The measure, which overwhelmingly cleared both chambers of Congress on Monday, sends out another round of “economic impact” payments of $600 for individuals and each child dependent, adds $300 to extended weekly unemployment benefits, and provides more than $300 billion in aid for small businesses.
Congressional Democratic leaders applauded the relief package, but described it as only a small piece of what’s needed to help the Americans overcome the economic hardship caused by harsh shutdowns imposed across the country in response to the CCP (Chinese Communist Party) virus pandemic.
“I would hope that as we see the need for what we have done in this nearly $900 billion legislation that we’ll vote on today that everyone understands it’s a first step,” House Speaker Nancy Pelosi (D-Calif.) said in a floor speech Monday. “It’s a first step, and we will need to do more.”
“The bill today is a good bill. Today is a good day. But it is certainly not the end of the story, and it cannot be the end of the story,” said Senate Minority Leader Chuck Schumer (D-N.Y.) on the Senate floor Monday. “Anyone who thinks this bill is enough doesn’t know what’s going on in America.”
Sen. Bernie Sanders (I-Vt.), a self-described Democratic socialist, took issue with the fact that the pandemic relief check is only half as much as under the CARES Act passed last spring, saying that Democratic negotiators had to settle for less than they had hoped for.
“While we did not get as much as we wanted, the average family of four will receive a direct payment of $2400,” Sanders wrote on Twitter. “In this horrific crisis, we must fight for more relief.”

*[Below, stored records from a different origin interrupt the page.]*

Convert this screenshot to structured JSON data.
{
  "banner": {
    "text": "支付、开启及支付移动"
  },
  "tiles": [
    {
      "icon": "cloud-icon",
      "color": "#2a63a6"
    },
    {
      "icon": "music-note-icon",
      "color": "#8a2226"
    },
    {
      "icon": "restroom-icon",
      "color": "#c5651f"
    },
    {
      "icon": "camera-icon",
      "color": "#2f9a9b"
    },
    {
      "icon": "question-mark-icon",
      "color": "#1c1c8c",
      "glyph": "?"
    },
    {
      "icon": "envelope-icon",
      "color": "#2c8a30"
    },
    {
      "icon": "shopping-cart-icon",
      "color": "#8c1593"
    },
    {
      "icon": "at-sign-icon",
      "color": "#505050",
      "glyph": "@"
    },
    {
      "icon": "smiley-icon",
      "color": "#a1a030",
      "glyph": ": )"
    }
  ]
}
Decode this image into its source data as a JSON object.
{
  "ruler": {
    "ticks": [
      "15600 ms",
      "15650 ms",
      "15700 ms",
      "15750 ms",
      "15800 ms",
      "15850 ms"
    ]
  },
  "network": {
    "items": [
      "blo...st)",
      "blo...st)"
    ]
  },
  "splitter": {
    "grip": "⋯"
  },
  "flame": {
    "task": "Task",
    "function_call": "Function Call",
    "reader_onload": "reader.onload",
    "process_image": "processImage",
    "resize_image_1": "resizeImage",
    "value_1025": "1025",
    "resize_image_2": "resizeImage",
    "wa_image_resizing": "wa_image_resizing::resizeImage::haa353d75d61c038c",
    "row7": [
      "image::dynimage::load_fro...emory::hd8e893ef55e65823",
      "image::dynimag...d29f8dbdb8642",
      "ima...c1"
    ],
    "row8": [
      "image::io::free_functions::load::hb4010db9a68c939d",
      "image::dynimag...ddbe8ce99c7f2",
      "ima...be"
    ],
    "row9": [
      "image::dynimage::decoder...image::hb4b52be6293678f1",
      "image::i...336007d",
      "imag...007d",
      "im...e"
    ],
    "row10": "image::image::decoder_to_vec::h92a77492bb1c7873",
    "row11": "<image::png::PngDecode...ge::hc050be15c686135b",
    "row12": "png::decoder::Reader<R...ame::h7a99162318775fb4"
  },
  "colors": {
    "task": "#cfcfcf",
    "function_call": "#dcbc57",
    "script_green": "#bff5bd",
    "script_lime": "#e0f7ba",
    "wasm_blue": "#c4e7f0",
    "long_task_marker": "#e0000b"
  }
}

Both parties have dropped one of their priorities in order to find a common ground. The finalized relief package does not grant legal protections for businesses operating during the pandemic that Republicans had sought, and neither does it provide direct aid for state and local governments that Democrats had wanted.
Meanwhile, some Republicans complained that the $900 billion price tag was too high, especially considering Congress has already spent $3 trillion this year in an effort to boost a previously booming economy devastated during the pandemic.
“It’s clear that government has worsened the economic damage and acted as the biggest obstacle to economic recovery,” Sen. Rand Paul (R-Ky.), one of the six senators voting against the relief package, said on the Senate floor Monday night. “The answer is not printing up and distributing free money. It’s opening the economy.”